=== Problem to solve ===
Each line of the data below that contains "range" must be copied.

---- Record extracts

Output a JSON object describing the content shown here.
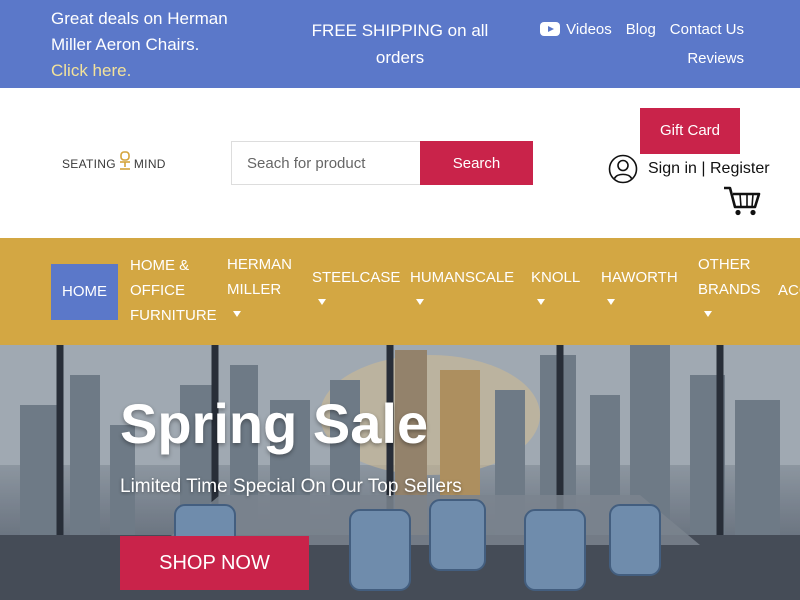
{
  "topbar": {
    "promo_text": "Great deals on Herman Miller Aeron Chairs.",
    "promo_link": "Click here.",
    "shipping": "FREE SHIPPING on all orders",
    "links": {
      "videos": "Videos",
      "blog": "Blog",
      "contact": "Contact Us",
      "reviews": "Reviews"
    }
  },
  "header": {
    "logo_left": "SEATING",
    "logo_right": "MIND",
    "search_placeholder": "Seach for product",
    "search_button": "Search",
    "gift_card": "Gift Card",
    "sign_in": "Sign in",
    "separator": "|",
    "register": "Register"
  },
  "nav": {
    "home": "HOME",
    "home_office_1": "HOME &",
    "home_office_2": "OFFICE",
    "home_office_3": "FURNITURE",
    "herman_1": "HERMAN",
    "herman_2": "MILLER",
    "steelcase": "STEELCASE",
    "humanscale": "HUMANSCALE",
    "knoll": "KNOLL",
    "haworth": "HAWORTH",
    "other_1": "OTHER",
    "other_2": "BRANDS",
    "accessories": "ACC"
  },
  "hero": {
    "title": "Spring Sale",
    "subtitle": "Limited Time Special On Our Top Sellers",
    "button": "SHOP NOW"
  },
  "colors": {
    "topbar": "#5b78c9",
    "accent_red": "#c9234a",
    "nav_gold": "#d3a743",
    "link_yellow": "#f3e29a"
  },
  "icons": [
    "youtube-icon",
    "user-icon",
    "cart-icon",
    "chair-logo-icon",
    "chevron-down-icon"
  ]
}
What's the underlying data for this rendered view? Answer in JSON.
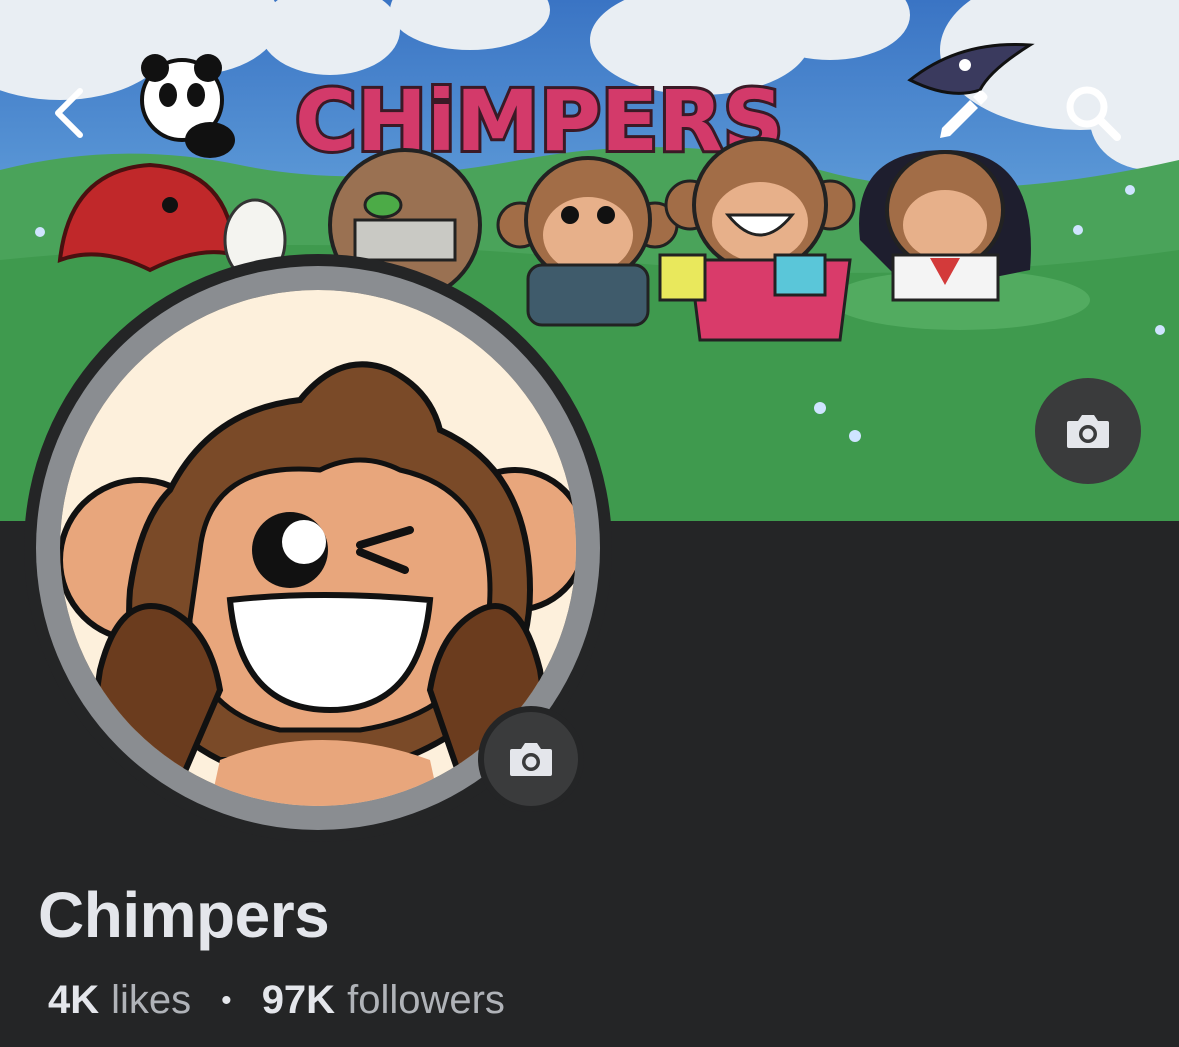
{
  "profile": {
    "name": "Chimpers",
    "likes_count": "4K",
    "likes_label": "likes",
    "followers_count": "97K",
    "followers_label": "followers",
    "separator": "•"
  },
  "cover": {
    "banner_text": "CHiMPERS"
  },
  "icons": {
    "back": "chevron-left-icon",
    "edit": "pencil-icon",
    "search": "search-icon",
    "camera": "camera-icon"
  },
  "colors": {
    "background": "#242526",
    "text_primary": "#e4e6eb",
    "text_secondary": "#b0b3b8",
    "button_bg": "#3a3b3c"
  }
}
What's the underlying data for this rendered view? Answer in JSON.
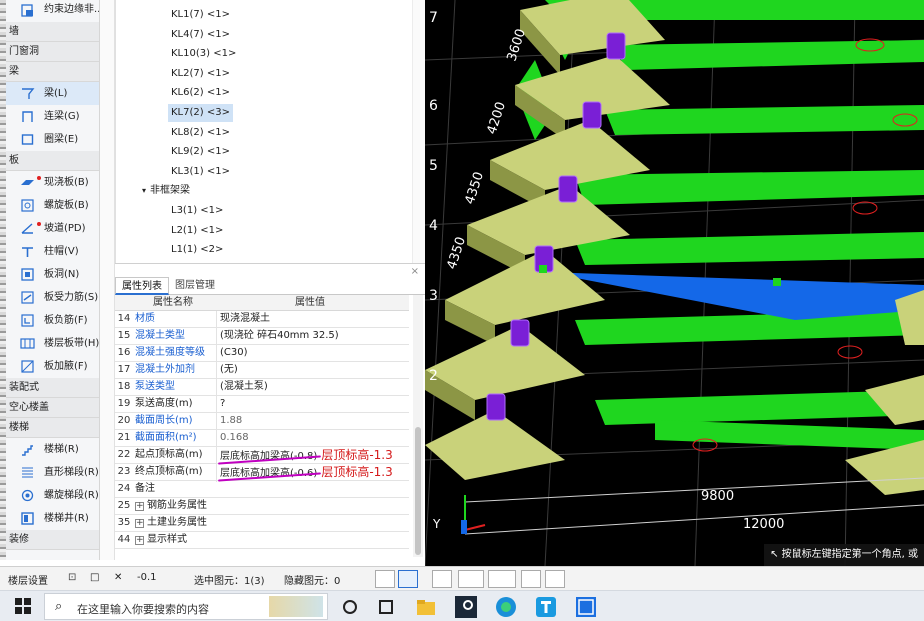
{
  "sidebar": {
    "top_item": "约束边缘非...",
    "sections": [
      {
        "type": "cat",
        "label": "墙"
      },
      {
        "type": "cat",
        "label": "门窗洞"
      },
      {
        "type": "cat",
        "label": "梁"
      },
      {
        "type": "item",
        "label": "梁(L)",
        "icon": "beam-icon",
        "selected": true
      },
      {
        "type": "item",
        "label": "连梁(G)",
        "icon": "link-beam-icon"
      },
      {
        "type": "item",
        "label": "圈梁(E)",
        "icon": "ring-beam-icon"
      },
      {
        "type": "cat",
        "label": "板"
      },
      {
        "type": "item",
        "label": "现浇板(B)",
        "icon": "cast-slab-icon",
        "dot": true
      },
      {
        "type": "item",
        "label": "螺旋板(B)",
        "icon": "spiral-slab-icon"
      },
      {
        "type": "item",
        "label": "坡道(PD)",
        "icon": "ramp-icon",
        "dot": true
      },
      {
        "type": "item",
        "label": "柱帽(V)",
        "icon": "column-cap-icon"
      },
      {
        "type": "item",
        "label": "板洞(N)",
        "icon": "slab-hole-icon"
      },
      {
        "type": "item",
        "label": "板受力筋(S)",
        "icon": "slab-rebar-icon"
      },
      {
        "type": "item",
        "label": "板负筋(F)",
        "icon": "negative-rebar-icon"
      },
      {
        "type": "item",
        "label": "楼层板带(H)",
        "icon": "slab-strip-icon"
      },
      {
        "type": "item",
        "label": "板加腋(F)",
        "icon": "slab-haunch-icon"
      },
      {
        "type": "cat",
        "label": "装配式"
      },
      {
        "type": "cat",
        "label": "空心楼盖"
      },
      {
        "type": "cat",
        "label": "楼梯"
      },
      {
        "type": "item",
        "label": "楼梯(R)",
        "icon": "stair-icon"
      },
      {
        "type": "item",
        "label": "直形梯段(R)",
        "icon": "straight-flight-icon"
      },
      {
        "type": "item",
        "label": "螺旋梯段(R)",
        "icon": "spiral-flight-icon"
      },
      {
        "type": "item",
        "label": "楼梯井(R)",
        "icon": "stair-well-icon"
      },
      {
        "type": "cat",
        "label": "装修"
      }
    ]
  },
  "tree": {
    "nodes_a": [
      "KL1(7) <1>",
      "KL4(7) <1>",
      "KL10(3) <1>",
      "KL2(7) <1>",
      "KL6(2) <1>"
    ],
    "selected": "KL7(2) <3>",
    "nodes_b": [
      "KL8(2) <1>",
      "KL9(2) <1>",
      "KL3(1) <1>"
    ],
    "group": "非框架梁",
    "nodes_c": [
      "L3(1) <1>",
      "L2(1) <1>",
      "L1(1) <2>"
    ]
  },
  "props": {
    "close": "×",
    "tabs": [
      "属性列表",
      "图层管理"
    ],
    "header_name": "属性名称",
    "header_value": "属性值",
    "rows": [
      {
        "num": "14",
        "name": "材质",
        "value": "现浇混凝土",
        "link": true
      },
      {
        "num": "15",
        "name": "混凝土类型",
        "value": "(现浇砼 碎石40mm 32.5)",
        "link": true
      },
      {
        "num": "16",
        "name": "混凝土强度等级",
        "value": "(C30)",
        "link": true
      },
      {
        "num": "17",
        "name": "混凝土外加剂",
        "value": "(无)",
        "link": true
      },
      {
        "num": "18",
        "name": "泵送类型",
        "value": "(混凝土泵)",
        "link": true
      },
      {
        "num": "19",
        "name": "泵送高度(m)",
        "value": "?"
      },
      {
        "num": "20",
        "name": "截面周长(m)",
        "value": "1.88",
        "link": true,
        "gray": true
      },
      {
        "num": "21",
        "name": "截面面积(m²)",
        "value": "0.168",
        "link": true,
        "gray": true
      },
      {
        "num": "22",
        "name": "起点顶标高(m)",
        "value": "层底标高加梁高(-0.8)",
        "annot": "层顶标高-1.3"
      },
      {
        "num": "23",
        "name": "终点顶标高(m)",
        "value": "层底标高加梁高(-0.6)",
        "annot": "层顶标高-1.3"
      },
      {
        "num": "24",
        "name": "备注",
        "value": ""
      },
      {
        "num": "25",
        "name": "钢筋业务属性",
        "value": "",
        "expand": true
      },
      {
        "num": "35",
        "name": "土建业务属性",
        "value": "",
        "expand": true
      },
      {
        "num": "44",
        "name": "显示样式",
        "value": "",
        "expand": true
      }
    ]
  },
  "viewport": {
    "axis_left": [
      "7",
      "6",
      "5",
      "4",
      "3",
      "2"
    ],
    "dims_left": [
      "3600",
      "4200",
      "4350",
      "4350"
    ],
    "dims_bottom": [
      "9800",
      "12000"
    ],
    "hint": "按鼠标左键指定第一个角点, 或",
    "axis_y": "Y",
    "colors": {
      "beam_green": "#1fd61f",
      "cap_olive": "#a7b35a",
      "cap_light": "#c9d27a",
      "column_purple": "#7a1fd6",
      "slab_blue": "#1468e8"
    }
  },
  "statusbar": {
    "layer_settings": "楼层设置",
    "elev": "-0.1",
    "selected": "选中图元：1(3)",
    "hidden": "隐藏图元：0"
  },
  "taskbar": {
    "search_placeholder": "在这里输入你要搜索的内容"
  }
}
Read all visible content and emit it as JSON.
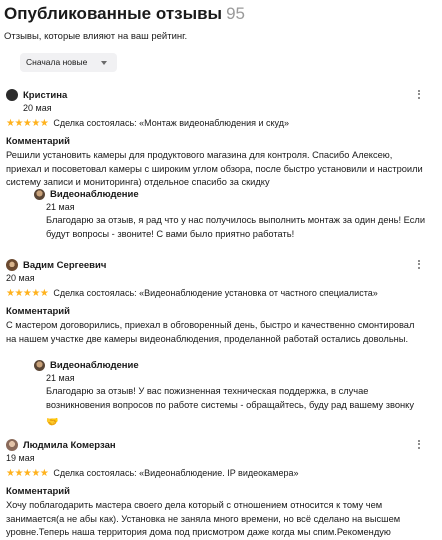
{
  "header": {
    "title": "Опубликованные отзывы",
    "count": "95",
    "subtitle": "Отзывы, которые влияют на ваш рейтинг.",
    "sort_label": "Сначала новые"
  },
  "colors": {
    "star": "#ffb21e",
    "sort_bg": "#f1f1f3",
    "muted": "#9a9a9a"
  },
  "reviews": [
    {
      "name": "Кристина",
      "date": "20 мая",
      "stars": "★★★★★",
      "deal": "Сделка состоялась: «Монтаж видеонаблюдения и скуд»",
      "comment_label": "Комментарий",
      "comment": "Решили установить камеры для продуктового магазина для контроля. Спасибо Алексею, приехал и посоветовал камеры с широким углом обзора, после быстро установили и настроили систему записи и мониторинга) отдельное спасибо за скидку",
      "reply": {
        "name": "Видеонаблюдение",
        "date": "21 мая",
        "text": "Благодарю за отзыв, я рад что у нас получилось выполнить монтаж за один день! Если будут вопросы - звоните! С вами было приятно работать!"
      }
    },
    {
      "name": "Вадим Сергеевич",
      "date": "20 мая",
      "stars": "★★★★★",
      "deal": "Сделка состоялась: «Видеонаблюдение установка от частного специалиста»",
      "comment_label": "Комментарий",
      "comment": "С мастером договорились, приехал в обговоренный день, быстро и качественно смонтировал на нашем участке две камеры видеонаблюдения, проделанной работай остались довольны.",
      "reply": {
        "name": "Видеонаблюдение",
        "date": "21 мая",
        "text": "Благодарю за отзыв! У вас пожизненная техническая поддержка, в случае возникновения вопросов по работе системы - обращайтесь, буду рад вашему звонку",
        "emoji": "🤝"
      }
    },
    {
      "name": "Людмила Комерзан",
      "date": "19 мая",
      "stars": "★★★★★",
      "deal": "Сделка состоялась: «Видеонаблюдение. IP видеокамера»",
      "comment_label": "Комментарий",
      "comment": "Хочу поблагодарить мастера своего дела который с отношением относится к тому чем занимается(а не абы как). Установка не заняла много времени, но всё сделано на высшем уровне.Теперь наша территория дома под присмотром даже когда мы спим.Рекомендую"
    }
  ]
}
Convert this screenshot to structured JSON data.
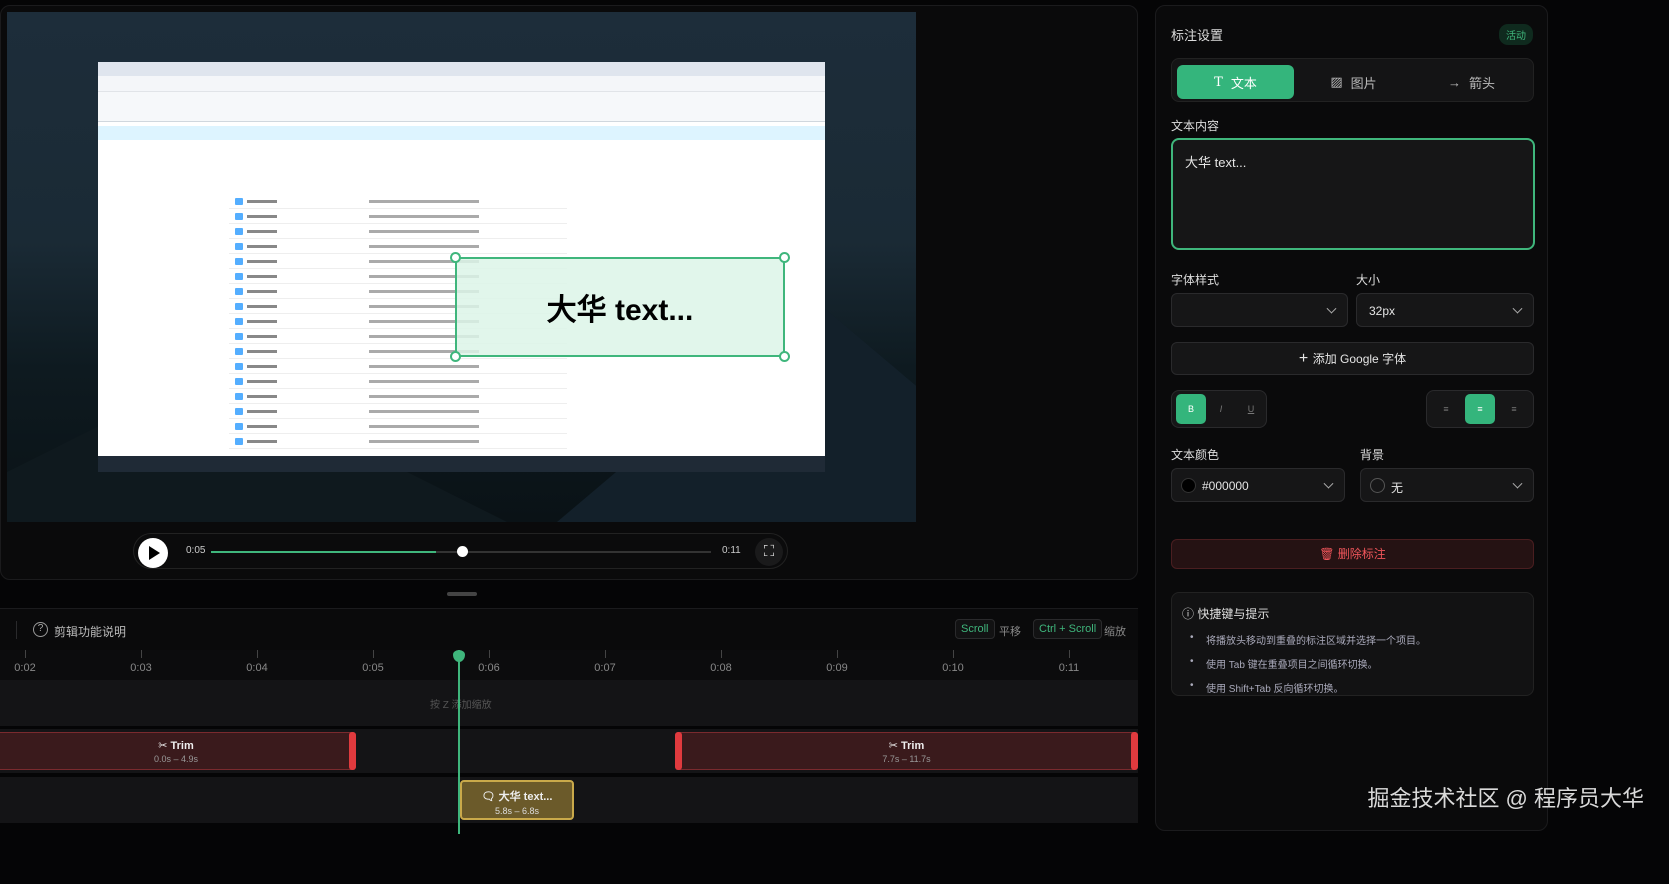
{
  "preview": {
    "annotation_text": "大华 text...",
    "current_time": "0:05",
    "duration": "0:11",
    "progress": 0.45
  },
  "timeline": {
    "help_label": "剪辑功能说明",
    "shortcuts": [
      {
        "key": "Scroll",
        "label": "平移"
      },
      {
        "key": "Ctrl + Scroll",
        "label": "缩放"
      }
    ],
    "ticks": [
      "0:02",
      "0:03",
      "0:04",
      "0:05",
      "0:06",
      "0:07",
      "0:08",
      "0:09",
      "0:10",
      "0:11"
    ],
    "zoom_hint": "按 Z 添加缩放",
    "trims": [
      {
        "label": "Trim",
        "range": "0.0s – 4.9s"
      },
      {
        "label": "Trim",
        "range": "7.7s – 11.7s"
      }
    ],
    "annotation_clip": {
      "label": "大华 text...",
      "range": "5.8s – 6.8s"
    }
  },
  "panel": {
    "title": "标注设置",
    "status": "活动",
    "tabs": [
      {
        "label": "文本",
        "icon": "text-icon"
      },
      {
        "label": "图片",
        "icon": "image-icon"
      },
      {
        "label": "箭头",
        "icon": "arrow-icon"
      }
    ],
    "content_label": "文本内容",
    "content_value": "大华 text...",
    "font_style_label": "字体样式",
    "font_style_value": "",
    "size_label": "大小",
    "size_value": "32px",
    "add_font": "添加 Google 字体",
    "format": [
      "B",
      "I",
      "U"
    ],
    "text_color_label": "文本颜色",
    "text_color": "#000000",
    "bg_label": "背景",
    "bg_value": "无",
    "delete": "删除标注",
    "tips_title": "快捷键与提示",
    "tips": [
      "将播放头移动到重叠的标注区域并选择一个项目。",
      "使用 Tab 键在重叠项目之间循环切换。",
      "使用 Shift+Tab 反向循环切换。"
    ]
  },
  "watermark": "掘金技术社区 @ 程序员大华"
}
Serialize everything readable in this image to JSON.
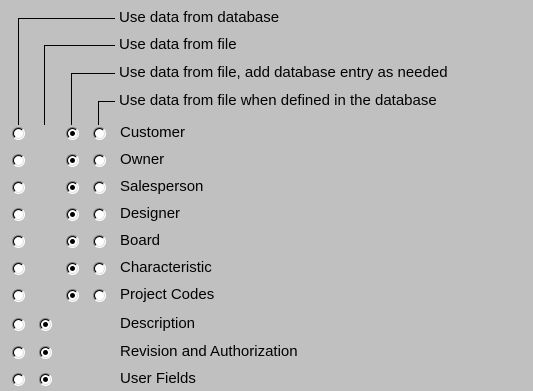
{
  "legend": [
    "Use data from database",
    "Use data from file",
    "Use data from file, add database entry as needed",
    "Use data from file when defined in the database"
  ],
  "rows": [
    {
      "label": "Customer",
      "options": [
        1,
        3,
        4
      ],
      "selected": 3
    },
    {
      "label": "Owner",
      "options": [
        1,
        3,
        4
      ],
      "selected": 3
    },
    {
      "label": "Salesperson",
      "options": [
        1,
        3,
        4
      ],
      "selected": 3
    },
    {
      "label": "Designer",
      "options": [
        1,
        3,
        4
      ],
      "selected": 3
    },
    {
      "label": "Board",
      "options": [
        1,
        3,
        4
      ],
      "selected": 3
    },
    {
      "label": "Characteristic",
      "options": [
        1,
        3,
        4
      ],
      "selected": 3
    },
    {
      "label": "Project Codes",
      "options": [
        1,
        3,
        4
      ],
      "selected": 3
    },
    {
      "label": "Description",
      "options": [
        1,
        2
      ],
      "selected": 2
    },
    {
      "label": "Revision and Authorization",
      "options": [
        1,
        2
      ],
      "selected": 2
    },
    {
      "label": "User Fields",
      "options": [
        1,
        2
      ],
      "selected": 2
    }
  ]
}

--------

=== Expected answer ===
        "range": "0.0s – 4.9s"
        "range": "7.7s – 11.7s"
      "range": "5.8s – 6.8s"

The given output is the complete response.